» Exercise inputs
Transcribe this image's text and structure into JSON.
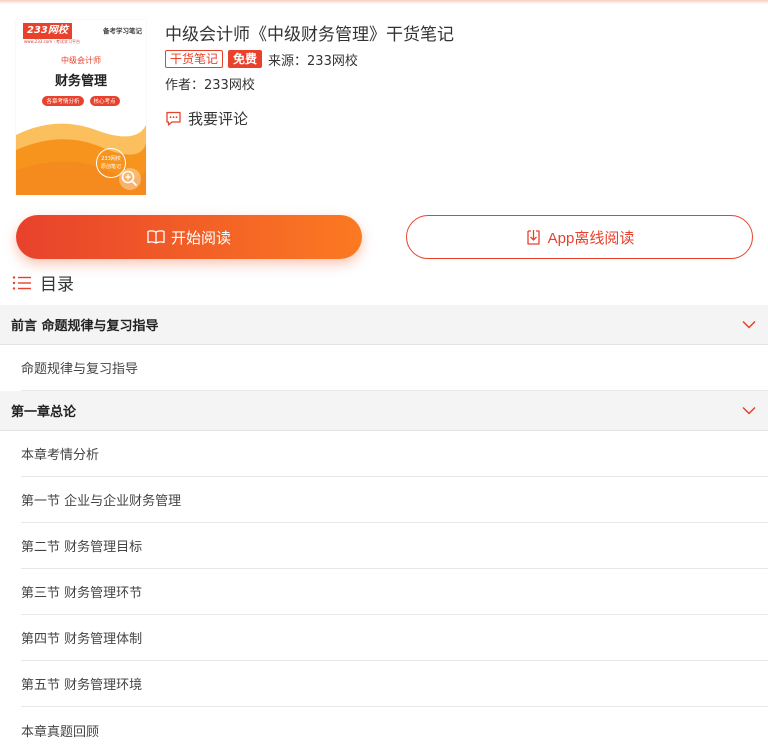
{
  "cover": {
    "logo_text": "233网校",
    "logo_sub": "www.233.com · 考试学习平台",
    "tagline": "备考学习笔记",
    "exam": "中级会计师",
    "subject": "财务管理",
    "tags": [
      "各章考情分析",
      "核心考点"
    ],
    "stamp_line1": "233网校",
    "stamp_line2": "原创笔记",
    "colors": {
      "orange": "#f7941d",
      "light": "#fbbf5e",
      "red": "#e8412c"
    }
  },
  "book": {
    "title": "中级会计师《中级财务管理》干货笔记",
    "badge_type": "干货笔记",
    "badge_free": "免费",
    "source": "来源：233网校",
    "author": "作者：233网校",
    "comment_label": "我要评论"
  },
  "buttons": {
    "read_label": "开始阅读",
    "offline_label": "App离线阅读"
  },
  "toc": {
    "title": "目录",
    "chapters": [
      {
        "title": "前言 命题规律与复习指导",
        "sections": [
          "命题规律与复习指导"
        ]
      },
      {
        "title": "第一章总论",
        "sections": [
          "本章考情分析",
          "第一节 企业与企业财务管理",
          "第二节 财务管理目标",
          "第三节 财务管理环节",
          "第四节 财务管理体制",
          "第五节 财务管理环境",
          "本章真题回顾"
        ]
      }
    ]
  },
  "theme": {
    "accent": "#e8412c",
    "gradient_end": "#fb7a22"
  }
}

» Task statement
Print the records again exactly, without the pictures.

» Exercise response
Transcribe this image's text and structure into JSON.
{
  "cover": {
    "logo_text": "233网校",
    "logo_sub": "www.233.com · 考试学习平台",
    "tagline": "备考学习笔记",
    "exam": "中级会计师",
    "subject": "财务管理",
    "tags": [
      "各章考情分析",
      "核心考点"
    ],
    "stamp_line1": "233网校",
    "stamp_line2": "原创笔记",
    "colors": {
      "orange": "#f7941d",
      "light": "#fbbf5e",
      "red": "#e8412c"
    }
  },
  "book": {
    "title": "中级会计师《中级财务管理》干货笔记",
    "badge_type": "干货笔记",
    "badge_free": "免费",
    "source": "来源：233网校",
    "author": "作者：233网校",
    "comment_label": "我要评论"
  },
  "buttons": {
    "read_label": "开始阅读",
    "offline_label": "App离线阅读"
  },
  "toc": {
    "title": "目录",
    "chapters": [
      {
        "title": "前言 命题规律与复习指导",
        "sections": [
          "命题规律与复习指导"
        ]
      },
      {
        "title": "第一章总论",
        "sections": [
          "本章考情分析",
          "第一节 企业与企业财务管理",
          "第二节 财务管理目标",
          "第三节 财务管理环节",
          "第四节 财务管理体制",
          "第五节 财务管理环境",
          "本章真题回顾"
        ]
      }
    ]
  },
  "theme": {
    "accent": "#e8412c",
    "gradient_end": "#fb7a22"
  }
}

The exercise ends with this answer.